The Brand of Milk & Honey: Connecting people to Israel

Itzik Yarkoni and his organization are taking a new approach to Israel’s desperate need for a new image.

The Brand of Milk & Honey 521 (photo credit: Courtesy)
The Brand of Milk & Honey 521
(photo credit: Courtesy)
Itzik Yarkoni and his organization, The Brand of Milk & Honey, are taking a new approach to Israel’s desperate need for a new image.
The need to rebrand Israel is nothing new – many agencies have tried to do so, but so far their efforts seem to be ineffective. When traveling here, tourists are still asked by concerned friends if it is really safe to come to the Jewish state.
Once here, it becomes evident that the country is not a battlefield – so why do people so frequently think that? Amir Gissin, formerly Israel’s consul-general in Toronto and a Foreign Ministry senior official, says, “The question ‘Is it safe?’ is legitimate. The question itself is relevant; the problem is that the only thing that people know about Israel is that it’s a matter of safety. And that is because Israel is being presented mostly through the conflict context, and many times it looks like a war zone. So people ask if it’s safe.”
According to Yarkoni, The Brand of Milk & Honey’s founder, the problem is that “not enough people share their experience in Israel. That’s why so many people get their information from the news. The news will not speak about good stuff; they like to take the rockets, the terrorist attacks but they won’t talk as much about Google buying [Israeli startup] Waze.”
Gissin says that in Toronto 30 percent of the residents feel positively about Israel, 20% feel negatively about Israel, and half don’t know the first thing about Israel.
Yarkoni says these kinds of numbers are created because “the media only speaks about the negative things. The problem is that when we look at the media and the Internet, then we have a negative image of Israel.”

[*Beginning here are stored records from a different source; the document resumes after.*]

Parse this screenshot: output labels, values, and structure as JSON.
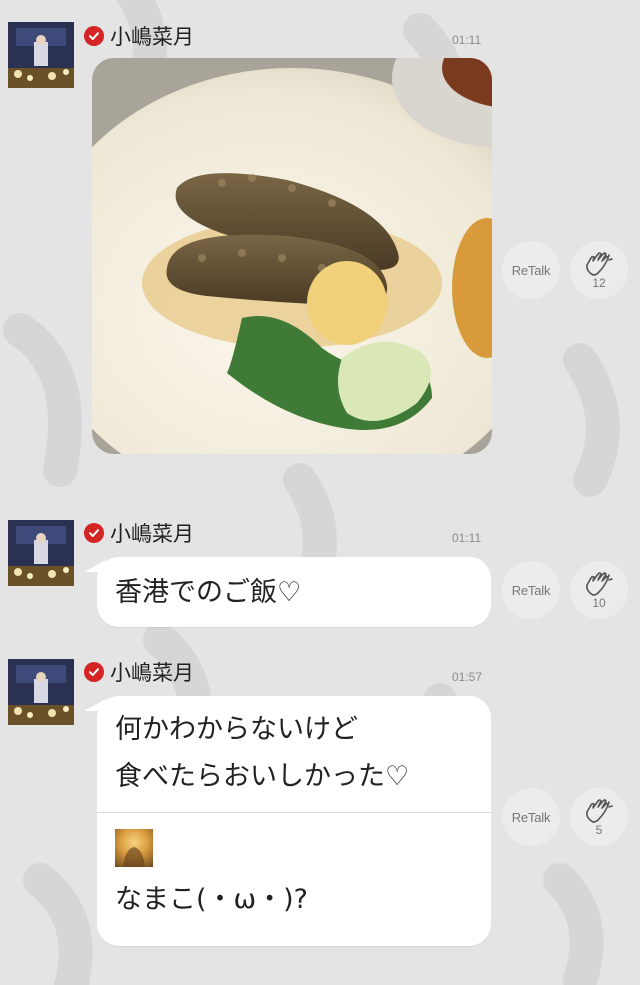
{
  "colors": {
    "background": "#e4e4e4",
    "bubble": "#ffffff",
    "verified_badge": "#d42424",
    "button": "#ececec"
  },
  "messages": [
    {
      "author": "小嶋菜月",
      "time": "01:11",
      "type": "photo",
      "retalk_label": "ReTalk",
      "clap_count": "12"
    },
    {
      "author": "小嶋菜月",
      "time": "01:11",
      "type": "text",
      "text": "香港でのご飯♡",
      "retalk_label": "ReTalk",
      "clap_count": "10"
    },
    {
      "author": "小嶋菜月",
      "time": "01:57",
      "type": "text-with-reply",
      "text": "何かわからないけど\n食べたらおいしかった♡",
      "reply_text": "なまこ(・ω・)?",
      "retalk_label": "ReTalk",
      "clap_count": "5"
    }
  ]
}
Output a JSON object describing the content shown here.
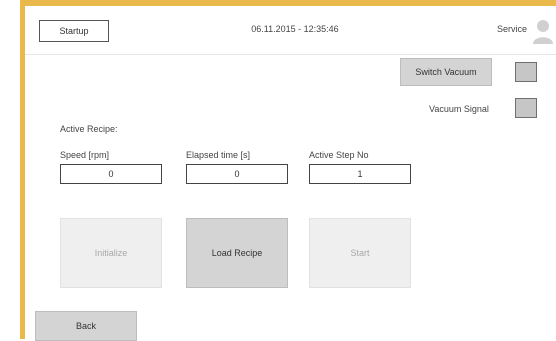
{
  "header": {
    "startup_label": "Startup",
    "datetime": "06.11.2015 - 12:35:46",
    "service_label": "Service"
  },
  "vacuum": {
    "switch_label": "Switch Vacuum",
    "signal_label": "Vacuum Signal"
  },
  "recipe": {
    "active_label": "Active Recipe:"
  },
  "fields": {
    "speed": {
      "label": "Speed [rpm]",
      "value": "0"
    },
    "elapsed": {
      "label": "Elapsed time [s]",
      "value": "0"
    },
    "step": {
      "label": "Active Step No",
      "value": "1"
    }
  },
  "actions": {
    "initialize_label": "Initialize",
    "load_recipe_label": "Load Recipe",
    "start_label": "Start",
    "back_label": "Back"
  },
  "colors": {
    "frame_accent": "#e9b94c",
    "button_gray": "#d4d4d4",
    "disabled_gray": "#efefef",
    "indicator_gray": "#c6c6c6"
  },
  "icons": {
    "user": "user-icon"
  }
}
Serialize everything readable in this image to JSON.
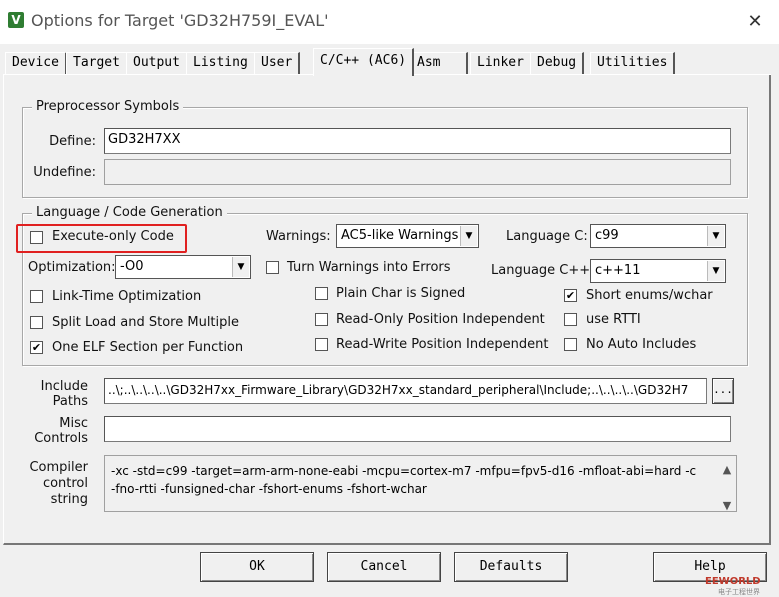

However, that explanation leaves out a key part of the data: the 50% who aren’t engaged positively or negatively. “It’s not that I think its not important to fight anti-Semitism, it’s that most of the resources in the Jewish world are going in that direction,” Gissin tells The Jerusalem Post. “It doesn’t achieve much, but all of the potential of the 50% who don’t have any opinion are just being neglected. We just leave them. We enlist so much money is fighting BDS [the anti-Israel Boycott, Divestment and Sanctions movement] that we just ignore over 50% that never heard of BDS – and don’t care.”
Yarkoni believes the biggest issue is that “the brand of Israel is determined by other countries and other organizations.
They’re determining what Israel is, and we’re just replying.
The strategy of hasbara [public diplomacy] is really just explaining.
There are a lot of organizations that are trying to defend Israel, but they’re not proactive. They’re waiting for others to say what Israel is and then to reply.”
“If you don’t care about Israel and the Palestinians, you don’t like conflict, then to begin with, 90% of all we do is irrelevant to those people. And the 10% that might be relevant is not blown up and supported enough,” says Gissin.
Both agree that the current methods aren’t working, and that an effective method is hard to find.
Previously, in The Jerusalem Post Magazine, writer Dan Illouz shared Yarkoni’s opinion that the government is not going to be able to tackle this issue. Whether it is because of bureaucracy, as Illouz says, or accusations of propaganda, as Yarkoni says, the government is not the answer to the questions that are plaguing Israel. As Illouz states: “Public diplomacy must come from the public,” and this is what Yarkoni is working towards.
“We realized that the brand of Israel could be made of personal stories. We get messages from the media, the government, but now we’re hearing it from the people. We encourage people to understand that Israel is not conflict only, it is not all negative – it’s a lot of personal stories and amazing experiences.”
Yarkoni says that the recent closing of the Public Diplomacy Ministry was a step in the right direction. “I believe that the government can’t do good advocacy,” Yarkoni tells the Post. “People think its propaganda, but a person telling his story is much more strong and effective.”
In order to combat this issue, Yarkoni decided to do things a little differently, beginning with BOMAH. He is hoping to move away from government and advocacy, and start using personal stories and social media to help rebrand Israel.
The goal is not necessarily to change the minds of those who have already formed strong opinions, but to give another side of the story to impressionable outsiders who have yet to form an opinion of Israel. The answer is not to be reactive and let others decide how Israel will be branded, but to be proactive.
“People read our stories and say: ‘I never thought that Israel could be a cool place for an internship. I never thought of Israel as a cool place for art.’ I’m getting emails from a lot of people – not all of them Jewish – seeing Israel as different brand, in a different light,” Yarkoni explains.
Gissin, a veteran in the fight to rebrand Israel, notes that Yarkoni and BOMAH are on the right track. “The change will come on the grassroots level, with the understanding that the keyword is relevancy.”